The first danger is that tracer rounds are more likely to start fires than regular bullets. The burning charge in the base of the bullet can ignite dry brush or grass, and the bullet itself can travel far enough to start a fire in a distant structure. The second danger is that tracer rounds are more likely to ricochet than regular bullets.
The pyrotechnic charge can make the bullet unstable in flight, and the bright burning trail can make it hard for the shooter to see where the bullet is going. The third danger is that tracer rounds can give away the position of the shooter. The bright burning trail is visible for a long distance, and can make it easy for the enemy to find and target the shooter.
The legalities of making and using tracer rounds.
There are a few things to consider when discussing the legalities of making and using tracer rounds. First, tracer rounds are typically illegal for use in hunting due to the fact that they can start fires. Second, because tracer rounds are typically more expensive than regular ammunition, there is often a limit on how many tracer rounds one can purchase at a time. Finally, some states have laws prohibiting the use of tracer rounds on public lands.
Frequently Asked Questions
What supplies do I need to make 22LR tracer rounds?
You will need a supply of 22LR ammunition, a source of light, and a way to make the rounds glow.
What is the best way to make the rounds glow?
There are many ways to make the rounds glow. You can use a black light, a fluorescent light, or even a regular light bulb.
What is the best way to store the rounds?
It is best to store the rounds in a dark place. You can use a zip-lock bag or a container with a lid.
How long do the rounds last?
The rounds will last for several minutes. You can store them in a dark place and they will last for a longer period of time.
Are there any safety concerns?
Yes, there are safety concerns. You should always wear eye protection when handling the rounds.
There are a lot of ways to make your own 22LR tracer rounds, but the easiest and most effective way is to use a tracer kit. With a tracer kit, all you need is a 22LR round and a tracer bullet. Simply put the tracer bullet into the 22LR round and you’re good to go!
A. Wilcox Head is a lifelong shooter, hunter, and firearms enthusiast.
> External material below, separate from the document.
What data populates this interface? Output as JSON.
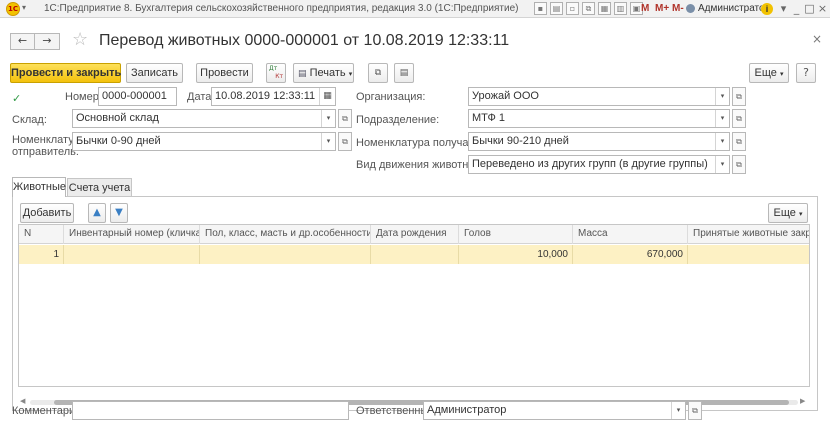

Head grew up in a family where firearms were a way of life, and from an early age, he was taught the importance of firearm safety, accuracy, and proper hunting techniques.